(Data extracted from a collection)
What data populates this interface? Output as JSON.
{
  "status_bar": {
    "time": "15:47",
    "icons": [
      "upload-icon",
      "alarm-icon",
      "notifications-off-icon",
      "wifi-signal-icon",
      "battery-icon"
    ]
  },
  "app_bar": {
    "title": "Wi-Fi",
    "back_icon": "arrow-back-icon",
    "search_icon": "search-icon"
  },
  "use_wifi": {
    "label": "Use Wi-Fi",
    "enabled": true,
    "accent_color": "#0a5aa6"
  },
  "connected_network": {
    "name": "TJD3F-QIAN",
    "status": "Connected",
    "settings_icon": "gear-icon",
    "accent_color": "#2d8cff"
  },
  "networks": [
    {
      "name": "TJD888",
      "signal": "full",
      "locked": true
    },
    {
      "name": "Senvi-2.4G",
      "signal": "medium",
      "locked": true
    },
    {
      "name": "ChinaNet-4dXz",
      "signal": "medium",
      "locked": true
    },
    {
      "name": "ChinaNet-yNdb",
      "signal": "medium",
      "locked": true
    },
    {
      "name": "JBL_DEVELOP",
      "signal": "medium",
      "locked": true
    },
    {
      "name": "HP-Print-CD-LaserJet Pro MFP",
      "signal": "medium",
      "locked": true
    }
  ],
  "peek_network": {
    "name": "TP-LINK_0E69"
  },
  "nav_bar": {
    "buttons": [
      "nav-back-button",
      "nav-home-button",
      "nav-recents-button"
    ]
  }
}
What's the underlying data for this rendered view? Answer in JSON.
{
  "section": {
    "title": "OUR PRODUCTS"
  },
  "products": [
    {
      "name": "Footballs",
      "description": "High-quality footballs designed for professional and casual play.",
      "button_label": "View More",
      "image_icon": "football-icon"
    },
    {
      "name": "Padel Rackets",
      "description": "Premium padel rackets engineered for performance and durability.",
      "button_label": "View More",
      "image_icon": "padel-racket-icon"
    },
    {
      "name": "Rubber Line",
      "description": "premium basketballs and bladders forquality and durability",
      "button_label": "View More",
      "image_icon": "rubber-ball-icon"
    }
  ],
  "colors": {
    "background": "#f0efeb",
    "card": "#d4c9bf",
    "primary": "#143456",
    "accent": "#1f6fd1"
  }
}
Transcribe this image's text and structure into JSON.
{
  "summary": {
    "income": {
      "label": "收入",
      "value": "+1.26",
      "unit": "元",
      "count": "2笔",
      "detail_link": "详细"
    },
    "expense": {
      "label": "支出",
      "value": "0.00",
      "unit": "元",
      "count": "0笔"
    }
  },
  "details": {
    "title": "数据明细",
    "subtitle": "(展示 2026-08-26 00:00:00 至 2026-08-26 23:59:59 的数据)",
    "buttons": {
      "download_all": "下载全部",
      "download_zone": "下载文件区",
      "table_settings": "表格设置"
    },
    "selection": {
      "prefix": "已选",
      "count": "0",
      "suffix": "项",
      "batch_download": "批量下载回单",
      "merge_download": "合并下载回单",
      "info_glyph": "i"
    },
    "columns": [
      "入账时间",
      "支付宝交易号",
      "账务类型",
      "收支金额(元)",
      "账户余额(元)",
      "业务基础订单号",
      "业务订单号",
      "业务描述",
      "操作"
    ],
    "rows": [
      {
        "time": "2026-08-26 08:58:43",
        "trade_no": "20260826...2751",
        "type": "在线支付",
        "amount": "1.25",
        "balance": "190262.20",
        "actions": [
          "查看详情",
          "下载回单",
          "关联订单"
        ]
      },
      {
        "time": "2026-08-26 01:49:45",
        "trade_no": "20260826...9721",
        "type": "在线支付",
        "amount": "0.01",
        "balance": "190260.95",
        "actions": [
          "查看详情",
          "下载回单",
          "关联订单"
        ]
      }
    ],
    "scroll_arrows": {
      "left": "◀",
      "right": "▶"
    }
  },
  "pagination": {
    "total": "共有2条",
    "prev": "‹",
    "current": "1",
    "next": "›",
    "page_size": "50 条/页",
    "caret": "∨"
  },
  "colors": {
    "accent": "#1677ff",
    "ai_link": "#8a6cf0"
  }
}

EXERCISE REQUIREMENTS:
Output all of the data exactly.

WRITTEN SOLUTION:
What data populates this interface? Output as JSON.
{
  "status_bar": {
    "time": "15:47",
    "icons": [
      "upload-icon",
      "alarm-icon",
      "notifications-off-icon",
      "wifi-signal-icon",
      "battery-icon"
    ]
  },
  "app_bar": {
    "title": "Wi-Fi",
    "back_icon": "arrow-back-icon",
    "search_icon": "search-icon"
  },
  "use_wifi": {
    "label": "Use Wi-Fi",
    "enabled": true,
    "accent_color": "#0a5aa6"
  },
  "connected_network": {
    "name": "TJD3F-QIAN",
    "status": "Connected",
    "settings_icon": "gear-icon",
    "accent_color": "#2d8cff"
  },
  "networks": [
    {
      "name": "TJD888",
      "signal": "full",
      "locked": true
    },
    {
      "name": "Senvi-2.4G",
      "signal": "medium",
      "locked": true
    },
    {
      "name": "ChinaNet-4dXz",
      "signal": "medium",
      "locked": true
    },
    {
      "name": "ChinaNet-yNdb",
      "signal": "medium",
      "locked": true
    },
    {
      "name": "JBL_DEVELOP",
      "signal": "medium",
      "locked": true
    },
    {
      "name": "HP-Print-CD-LaserJet Pro MFP",
      "signal": "medium",
      "locked": true
    }
  ],
  "peek_network": {
    "name": "TP-LINK_0E69"
  },
  "nav_bar": {
    "buttons": [
      "nav-back-button",
      "nav-home-button",
      "nav-recents-button"
    ]
  }
}
What's the underlying data for this rendered view? Answer in JSON.
{
  "section": {
    "title": "OUR PRODUCTS"
  },
  "products": [
    {
      "name": "Footballs",
      "description": "High-quality footballs designed for professional and casual play.",
      "button_label": "View More",
      "image_icon": "football-icon"
    },
    {
      "name": "Padel Rackets",
      "description": "Premium padel rackets engineered for performance and durability.",
      "button_label": "View More",
      "image_icon": "padel-racket-icon"
    },
    {
      "name": "Rubber Line",
      "description": "premium basketballs and bladders forquality and durability",
      "button_label": "View More",
      "image_icon": "rubber-ball-icon"
    }
  ],
  "colors": {
    "background": "#f0efeb",
    "card": "#d4c9bf",
    "primary": "#143456",
    "accent": "#1f6fd1"
  }
}
Transcribe this image's text and structure into JSON.
{
  "summary": {
    "income": {
      "label": "收入",
      "value": "+1.26",
      "unit": "元",
      "count": "2笔",
      "detail_link": "详细"
    },
    "expense": {
      "label": "支出",
      "value": "0.00",
      "unit": "元",
      "count": "0笔"
    }
  },
  "details": {
    "title": "数据明细",
    "subtitle": "(展示 2026-08-26 00:00:00 至 2026-08-26 23:59:59 的数据)",
    "buttons": {
      "download_all": "下载全部",
      "download_zone": "下载文件区",
      "table_settings": "表格设置"
    },
    "selection": {
      "prefix": "已选",
      "count": "0",
      "suffix": "项",
      "batch_download": "批量下载回单",
      "merge_download": "合并下载回单",
      "info_glyph": "i"
    },
    "columns": [
      "入账时间",
      "支付宝交易号",
      "账务类型",
      "收支金额(元)",
      "账户余额(元)",
      "业务基础订单号",
      "业务订单号",
      "业务描述",
      "操作"
    ],
    "rows": [
      {
        "time": "2026-08-26 08:58:43",
        "trade_no": "20260826...2751",
        "type": "在线支付",
        "amount": "1.25",
        "balance": "190262.20",
        "actions": [
          "查看详情",
          "下载回单",
          "关联订单"
        ]
      },
      {
        "time": "2026-08-26 01:49:45",
        "trade_no": "20260826...9721",
        "type": "在线支付",
        "amount": "0.01",
        "balance": "190260.95",
        "actions": [
          "查看详情",
          "下载回单",
          "关联订单"
        ]
      }
    ],
    "scroll_arrows": {
      "left": "◀",
      "right": "▶"
    }
  },
  "pagination": {
    "total": "共有2条",
    "prev": "‹",
    "current": "1",
    "next": "›",
    "page_size": "50 条/页",
    "caret": "∨"
  },
  "colors": {
    "accent": "#1677ff",
    "ai_link": "#8a6cf0"
  }
}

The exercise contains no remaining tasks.